Purpose: From 2002 to 2014, the Portland Police Bureau reported large reductions in complaints against officers and use of force indicators. This paper develops a case study to document these changes and explore possible influences. Design/methodology/approach: The paper maps the changes in conduct indicators against the developing relationship between the Bureau and the Portland Independent Police Review Division, and changes in policies and procedures. Findings: Public complaints reduced by 54.4%, while the rate of specific allegations per officer fell by 70.1%. Quarterly use of force incident reports reduced by 65.4% between 2008 and 2014. Annual average shootings decreased from a high of nine per year across 1997-2002 to just below four per year in 2009-2014. Fatal shootings also trended downward but remained two per year in the last three years on record. Reforms instituted during this period that may have influenced these trends include a more rigorous complaints process, an early intervention system, enhanced external and internal review mechanisms, policy changes and training initiatives. Research limitations/implications: The researchers were unable to control for a range of additional variables that may have influenced the findings, including police deployments and changes in officer demographics. Practical implications: The study provides support for strategies to improve police conduct including external oversight, diagnostic research, training focused on de-escalation and minimal force, and complaint profiling and early intervention systems. Originality/value: There are very few studies available showing large long-term reductions in adverse police conduct indicators.

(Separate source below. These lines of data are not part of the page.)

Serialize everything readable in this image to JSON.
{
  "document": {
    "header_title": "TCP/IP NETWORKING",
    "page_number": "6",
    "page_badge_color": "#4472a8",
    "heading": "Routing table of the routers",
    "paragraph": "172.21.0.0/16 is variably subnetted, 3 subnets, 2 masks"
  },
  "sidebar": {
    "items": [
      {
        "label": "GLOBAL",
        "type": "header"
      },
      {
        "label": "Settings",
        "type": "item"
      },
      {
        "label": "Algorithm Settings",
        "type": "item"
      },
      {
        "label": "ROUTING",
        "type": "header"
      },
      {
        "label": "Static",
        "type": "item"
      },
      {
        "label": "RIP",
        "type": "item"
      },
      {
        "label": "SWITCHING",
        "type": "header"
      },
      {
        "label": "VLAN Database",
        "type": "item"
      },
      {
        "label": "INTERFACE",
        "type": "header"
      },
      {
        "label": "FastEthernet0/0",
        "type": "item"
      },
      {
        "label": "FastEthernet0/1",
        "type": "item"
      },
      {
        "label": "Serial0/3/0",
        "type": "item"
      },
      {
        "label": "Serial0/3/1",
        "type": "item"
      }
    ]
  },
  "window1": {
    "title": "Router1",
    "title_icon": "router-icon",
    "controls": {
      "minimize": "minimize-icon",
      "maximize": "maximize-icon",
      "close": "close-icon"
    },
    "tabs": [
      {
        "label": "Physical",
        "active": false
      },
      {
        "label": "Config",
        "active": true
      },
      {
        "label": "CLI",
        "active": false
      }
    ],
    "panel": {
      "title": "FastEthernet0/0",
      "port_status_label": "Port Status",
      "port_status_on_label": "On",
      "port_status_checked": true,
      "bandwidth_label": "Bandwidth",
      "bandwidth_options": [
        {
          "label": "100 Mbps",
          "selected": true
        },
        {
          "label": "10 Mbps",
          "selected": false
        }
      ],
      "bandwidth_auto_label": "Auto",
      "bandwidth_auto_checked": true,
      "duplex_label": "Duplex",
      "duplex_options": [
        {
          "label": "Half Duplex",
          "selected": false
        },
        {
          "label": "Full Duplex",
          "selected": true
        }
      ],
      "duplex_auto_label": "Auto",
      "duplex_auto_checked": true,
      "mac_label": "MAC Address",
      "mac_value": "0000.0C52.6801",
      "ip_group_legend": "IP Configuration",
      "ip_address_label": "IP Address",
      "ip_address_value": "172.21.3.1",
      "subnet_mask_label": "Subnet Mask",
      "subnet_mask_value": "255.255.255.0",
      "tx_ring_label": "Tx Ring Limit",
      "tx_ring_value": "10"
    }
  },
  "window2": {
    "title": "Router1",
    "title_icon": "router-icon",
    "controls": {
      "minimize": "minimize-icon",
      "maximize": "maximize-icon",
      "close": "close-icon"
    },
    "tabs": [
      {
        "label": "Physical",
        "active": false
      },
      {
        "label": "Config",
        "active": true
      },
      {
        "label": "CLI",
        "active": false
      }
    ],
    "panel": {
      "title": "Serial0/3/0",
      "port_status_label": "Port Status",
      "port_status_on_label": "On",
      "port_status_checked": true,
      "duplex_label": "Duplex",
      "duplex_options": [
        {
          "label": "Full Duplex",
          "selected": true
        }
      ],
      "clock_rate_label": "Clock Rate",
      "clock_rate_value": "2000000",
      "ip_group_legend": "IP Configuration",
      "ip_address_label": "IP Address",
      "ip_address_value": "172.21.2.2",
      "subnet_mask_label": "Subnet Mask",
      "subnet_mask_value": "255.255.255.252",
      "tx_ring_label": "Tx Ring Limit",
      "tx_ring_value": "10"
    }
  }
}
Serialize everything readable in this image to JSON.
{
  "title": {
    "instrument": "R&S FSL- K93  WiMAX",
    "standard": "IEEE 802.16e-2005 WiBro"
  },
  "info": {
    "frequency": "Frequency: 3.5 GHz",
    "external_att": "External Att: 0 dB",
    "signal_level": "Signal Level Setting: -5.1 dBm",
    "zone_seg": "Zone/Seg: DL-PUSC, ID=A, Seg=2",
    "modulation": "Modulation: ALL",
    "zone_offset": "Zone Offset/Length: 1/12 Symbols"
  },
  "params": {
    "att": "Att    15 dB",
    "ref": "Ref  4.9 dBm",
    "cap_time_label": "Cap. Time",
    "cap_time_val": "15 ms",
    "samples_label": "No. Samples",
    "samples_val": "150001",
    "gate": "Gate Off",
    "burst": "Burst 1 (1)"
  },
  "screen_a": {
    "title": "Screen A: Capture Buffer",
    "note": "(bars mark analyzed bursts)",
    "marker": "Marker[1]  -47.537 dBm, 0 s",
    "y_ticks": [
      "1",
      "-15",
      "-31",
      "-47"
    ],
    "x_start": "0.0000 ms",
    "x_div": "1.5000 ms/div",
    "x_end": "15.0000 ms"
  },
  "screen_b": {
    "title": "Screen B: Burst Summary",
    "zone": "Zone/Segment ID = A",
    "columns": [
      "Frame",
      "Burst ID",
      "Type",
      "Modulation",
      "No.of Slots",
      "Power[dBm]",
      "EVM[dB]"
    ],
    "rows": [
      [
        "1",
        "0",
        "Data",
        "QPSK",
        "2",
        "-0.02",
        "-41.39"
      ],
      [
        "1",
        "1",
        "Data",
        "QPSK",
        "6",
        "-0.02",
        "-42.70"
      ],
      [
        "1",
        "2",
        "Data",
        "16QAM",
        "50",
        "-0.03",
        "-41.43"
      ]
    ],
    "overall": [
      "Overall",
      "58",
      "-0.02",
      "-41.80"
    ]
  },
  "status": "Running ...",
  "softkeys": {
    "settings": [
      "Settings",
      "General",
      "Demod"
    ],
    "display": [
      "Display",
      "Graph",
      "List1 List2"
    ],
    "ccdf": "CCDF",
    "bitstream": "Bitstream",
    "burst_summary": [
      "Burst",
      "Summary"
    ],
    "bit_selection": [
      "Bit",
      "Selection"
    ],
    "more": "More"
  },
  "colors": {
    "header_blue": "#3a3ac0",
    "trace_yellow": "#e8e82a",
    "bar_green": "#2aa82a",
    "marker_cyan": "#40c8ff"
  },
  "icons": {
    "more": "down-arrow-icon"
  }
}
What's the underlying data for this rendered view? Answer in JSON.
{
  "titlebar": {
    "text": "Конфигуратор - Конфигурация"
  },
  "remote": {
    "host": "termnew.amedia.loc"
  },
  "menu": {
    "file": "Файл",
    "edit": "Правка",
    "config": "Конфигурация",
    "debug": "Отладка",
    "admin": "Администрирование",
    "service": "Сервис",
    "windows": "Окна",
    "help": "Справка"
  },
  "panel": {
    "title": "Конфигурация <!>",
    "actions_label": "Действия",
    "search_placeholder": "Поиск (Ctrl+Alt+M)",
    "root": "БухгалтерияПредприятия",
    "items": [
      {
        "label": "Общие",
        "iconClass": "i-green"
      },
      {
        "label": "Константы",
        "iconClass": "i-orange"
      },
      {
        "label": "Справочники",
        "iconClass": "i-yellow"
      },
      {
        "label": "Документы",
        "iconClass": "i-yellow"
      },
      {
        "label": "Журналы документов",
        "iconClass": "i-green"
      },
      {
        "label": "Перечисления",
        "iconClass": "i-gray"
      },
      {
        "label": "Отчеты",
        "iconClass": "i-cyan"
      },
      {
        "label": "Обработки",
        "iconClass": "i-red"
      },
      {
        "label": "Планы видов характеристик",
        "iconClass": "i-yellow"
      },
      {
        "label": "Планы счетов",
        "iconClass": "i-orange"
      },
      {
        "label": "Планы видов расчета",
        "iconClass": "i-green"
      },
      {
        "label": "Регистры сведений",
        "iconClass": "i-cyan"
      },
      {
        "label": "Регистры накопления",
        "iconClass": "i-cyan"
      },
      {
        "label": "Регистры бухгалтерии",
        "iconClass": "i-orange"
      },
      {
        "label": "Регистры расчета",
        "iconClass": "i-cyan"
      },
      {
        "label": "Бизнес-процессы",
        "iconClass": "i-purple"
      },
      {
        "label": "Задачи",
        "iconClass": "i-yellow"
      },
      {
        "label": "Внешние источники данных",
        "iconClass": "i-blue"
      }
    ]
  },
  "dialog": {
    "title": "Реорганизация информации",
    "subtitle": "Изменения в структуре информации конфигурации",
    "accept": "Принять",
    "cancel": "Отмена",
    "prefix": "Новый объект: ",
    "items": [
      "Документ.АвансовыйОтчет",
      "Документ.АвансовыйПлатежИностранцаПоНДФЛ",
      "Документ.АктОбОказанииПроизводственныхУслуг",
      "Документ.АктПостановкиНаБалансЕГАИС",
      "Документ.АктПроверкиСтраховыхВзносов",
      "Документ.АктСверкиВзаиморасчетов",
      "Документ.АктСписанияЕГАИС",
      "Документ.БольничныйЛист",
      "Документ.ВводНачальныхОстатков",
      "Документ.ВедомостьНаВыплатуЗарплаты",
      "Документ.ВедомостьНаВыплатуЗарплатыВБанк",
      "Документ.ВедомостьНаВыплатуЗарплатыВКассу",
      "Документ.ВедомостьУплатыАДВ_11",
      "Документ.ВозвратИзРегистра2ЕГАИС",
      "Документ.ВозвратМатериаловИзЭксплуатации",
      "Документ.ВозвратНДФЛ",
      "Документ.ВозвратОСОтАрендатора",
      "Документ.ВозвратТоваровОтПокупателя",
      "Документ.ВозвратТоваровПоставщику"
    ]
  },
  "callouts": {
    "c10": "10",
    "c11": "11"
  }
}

Journal of Criminological Research, Policy and Practice / Vol. 2, No. 4, pp.260-273